Hyperkalaemia is a common complication of FK 506. The pathogenesis is unknown but it has generally responded to fludrocortisone in the setting of transplantation. Likely mechanisms include resistance to aldosterone in renal epithelial cells or aldosterone deficiency, which may appear similar to type IV renal tubular acidosis.
The starting dose of FK 506 is now considered to be excessive. We have now reduced the initial dose to approximately 0.1 mg/kg/day in an attempt to minimize the nephrotoxicity while maintaining the drug’s usefulness. The minimal effective dose has not been determined in most patients to date, so we cannot determine whether the persistent depression in renal function is a result of reversible FK 506 nephrotoxicity or the natural progression of renal failure. Since all of the histological lesions treated in this study tend to progress, future studies will require larger patient populations and extensive follow-up to answer this complex question.
FK 506, like cyclosporin A, has not been universally effective in controlling proteinuria. This study is a pilot study and not structured to determine the relative efficacy of FK 506 compared to cyclosporin A. This study does suggest that some patients are highly responsive to this T-cell-directed (cytokine) therapy, which may support the role of these factors in the pathogenesis of glomerulonephritis. It further uncovers patients with partial or no improvement from this therapy. In these patients other factors such as B lymphocytes, cytokines not directly affected by immunophilin-directed therapy, adhesion molecules, or eicosanoids, may play more important roles in sustaining the proteinuria and structural abnormalities. In Heymann nephritis different pathogenetic mechanisms dominate the induction and maintenance phases of this disease. Similar differences may occur in various forms of human glomerulonephritis. Future studies using anti-B-cell agents or monoclonal antibodies tc adhesion molecules in combination with immunophil in-directed therapy may be more efficacious in these refractory patients.
In conclusion, FK 506 appears to be effective in controlling the proteinuria of steroid-resistant nephrotic syndrome in this pilot trial. The major important side-effect of FK 506 is nephrotoxicity, which appears to be reversible.
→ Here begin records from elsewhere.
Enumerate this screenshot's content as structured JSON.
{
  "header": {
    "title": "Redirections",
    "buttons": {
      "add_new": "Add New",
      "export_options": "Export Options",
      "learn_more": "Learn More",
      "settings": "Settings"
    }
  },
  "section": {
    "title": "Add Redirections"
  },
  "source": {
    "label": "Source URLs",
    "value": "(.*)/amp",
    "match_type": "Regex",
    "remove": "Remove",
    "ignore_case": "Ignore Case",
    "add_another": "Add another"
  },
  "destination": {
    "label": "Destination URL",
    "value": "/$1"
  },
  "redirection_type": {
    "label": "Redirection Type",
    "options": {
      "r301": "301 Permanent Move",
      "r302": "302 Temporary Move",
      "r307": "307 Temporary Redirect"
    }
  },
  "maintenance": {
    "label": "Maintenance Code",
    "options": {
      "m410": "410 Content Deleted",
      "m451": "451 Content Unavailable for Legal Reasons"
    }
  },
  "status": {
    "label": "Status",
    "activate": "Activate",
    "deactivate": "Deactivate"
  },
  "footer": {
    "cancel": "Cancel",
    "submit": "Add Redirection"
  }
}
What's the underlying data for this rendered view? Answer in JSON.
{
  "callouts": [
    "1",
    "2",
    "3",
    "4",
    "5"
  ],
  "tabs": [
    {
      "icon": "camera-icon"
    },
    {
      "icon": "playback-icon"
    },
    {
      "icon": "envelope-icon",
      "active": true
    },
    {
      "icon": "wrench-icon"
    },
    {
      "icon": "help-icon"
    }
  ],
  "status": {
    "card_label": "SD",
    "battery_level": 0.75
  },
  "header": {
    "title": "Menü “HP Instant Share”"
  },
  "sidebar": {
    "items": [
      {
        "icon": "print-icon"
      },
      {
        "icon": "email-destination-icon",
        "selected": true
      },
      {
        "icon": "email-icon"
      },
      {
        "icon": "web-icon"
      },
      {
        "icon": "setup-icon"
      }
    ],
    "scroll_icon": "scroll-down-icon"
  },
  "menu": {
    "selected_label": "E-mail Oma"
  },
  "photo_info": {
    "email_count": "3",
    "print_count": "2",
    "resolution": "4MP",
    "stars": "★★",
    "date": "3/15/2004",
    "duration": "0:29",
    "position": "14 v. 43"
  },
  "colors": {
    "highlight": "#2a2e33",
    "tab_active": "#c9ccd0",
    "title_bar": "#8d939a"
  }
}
Further work is needed to determine the minimal effective dose, the drug level required to induce and maintain a remission, and which histological groups are most likely to benefit. The potential benefit of combination therapy using drugs with different modes of action should be considered.